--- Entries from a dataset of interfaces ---
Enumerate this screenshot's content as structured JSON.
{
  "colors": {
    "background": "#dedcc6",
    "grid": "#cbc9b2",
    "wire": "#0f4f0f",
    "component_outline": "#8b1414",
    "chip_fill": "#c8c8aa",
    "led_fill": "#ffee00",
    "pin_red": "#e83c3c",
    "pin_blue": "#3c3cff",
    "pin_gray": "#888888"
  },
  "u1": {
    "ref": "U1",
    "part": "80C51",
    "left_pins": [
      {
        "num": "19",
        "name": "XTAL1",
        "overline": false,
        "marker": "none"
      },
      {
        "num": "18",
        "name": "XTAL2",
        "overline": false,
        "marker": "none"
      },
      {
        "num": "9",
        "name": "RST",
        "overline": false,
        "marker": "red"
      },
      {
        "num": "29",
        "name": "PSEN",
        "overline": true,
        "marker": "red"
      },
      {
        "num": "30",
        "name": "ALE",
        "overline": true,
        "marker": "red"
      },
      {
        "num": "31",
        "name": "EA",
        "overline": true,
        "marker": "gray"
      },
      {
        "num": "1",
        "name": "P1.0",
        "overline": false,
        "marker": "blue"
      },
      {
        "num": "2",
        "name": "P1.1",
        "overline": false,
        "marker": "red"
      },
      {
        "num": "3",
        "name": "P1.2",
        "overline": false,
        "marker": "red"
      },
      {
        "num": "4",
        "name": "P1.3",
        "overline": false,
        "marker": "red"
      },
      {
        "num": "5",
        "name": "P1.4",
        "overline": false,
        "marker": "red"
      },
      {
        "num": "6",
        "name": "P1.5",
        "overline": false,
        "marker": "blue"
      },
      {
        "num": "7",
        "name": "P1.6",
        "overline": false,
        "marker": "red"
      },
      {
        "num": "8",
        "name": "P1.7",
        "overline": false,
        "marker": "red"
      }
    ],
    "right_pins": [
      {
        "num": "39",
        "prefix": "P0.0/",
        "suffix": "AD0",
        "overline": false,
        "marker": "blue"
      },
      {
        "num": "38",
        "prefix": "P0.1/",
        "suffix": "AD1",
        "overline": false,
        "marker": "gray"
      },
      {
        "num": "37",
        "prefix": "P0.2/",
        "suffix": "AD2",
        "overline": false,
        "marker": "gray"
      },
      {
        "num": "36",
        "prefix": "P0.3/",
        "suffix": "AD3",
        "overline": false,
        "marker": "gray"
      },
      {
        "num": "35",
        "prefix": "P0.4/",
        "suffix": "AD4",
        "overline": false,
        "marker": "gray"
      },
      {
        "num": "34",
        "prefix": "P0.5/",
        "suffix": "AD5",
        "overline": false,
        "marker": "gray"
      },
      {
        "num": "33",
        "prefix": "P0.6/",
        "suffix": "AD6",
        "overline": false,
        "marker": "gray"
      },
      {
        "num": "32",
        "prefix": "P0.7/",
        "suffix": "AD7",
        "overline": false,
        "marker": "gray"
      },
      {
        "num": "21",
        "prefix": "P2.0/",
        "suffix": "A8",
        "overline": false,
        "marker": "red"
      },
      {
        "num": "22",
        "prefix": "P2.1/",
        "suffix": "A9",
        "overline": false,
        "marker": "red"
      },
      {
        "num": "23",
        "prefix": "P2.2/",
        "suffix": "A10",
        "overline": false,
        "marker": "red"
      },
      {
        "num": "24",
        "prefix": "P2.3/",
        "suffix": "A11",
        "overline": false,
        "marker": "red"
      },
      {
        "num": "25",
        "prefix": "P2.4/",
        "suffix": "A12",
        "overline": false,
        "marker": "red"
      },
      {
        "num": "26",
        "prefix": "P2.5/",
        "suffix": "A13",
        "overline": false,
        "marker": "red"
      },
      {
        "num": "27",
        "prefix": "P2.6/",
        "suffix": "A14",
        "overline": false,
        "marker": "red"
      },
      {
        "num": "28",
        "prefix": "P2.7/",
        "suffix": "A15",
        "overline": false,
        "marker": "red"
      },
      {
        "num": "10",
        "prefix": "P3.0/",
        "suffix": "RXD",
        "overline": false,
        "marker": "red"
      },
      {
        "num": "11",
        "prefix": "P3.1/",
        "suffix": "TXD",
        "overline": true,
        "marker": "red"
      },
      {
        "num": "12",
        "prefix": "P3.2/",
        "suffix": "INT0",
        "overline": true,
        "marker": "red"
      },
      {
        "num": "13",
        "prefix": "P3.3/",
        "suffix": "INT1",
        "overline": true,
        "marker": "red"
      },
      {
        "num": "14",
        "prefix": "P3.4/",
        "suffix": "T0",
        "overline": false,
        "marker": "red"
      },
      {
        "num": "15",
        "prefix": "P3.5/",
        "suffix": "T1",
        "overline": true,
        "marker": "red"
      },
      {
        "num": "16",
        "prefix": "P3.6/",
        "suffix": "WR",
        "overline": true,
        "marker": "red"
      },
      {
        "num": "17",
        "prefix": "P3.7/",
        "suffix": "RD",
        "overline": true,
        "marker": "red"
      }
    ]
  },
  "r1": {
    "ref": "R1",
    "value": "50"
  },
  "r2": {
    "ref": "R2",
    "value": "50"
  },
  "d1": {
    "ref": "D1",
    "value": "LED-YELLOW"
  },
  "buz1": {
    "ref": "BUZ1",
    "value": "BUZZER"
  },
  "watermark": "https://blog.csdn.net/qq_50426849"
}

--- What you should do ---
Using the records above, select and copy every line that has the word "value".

--- Response to the exercise ---
    "value": "50"
    "value": "50"
    "value": "LED-YELLOW"
    "value": "BUZZER"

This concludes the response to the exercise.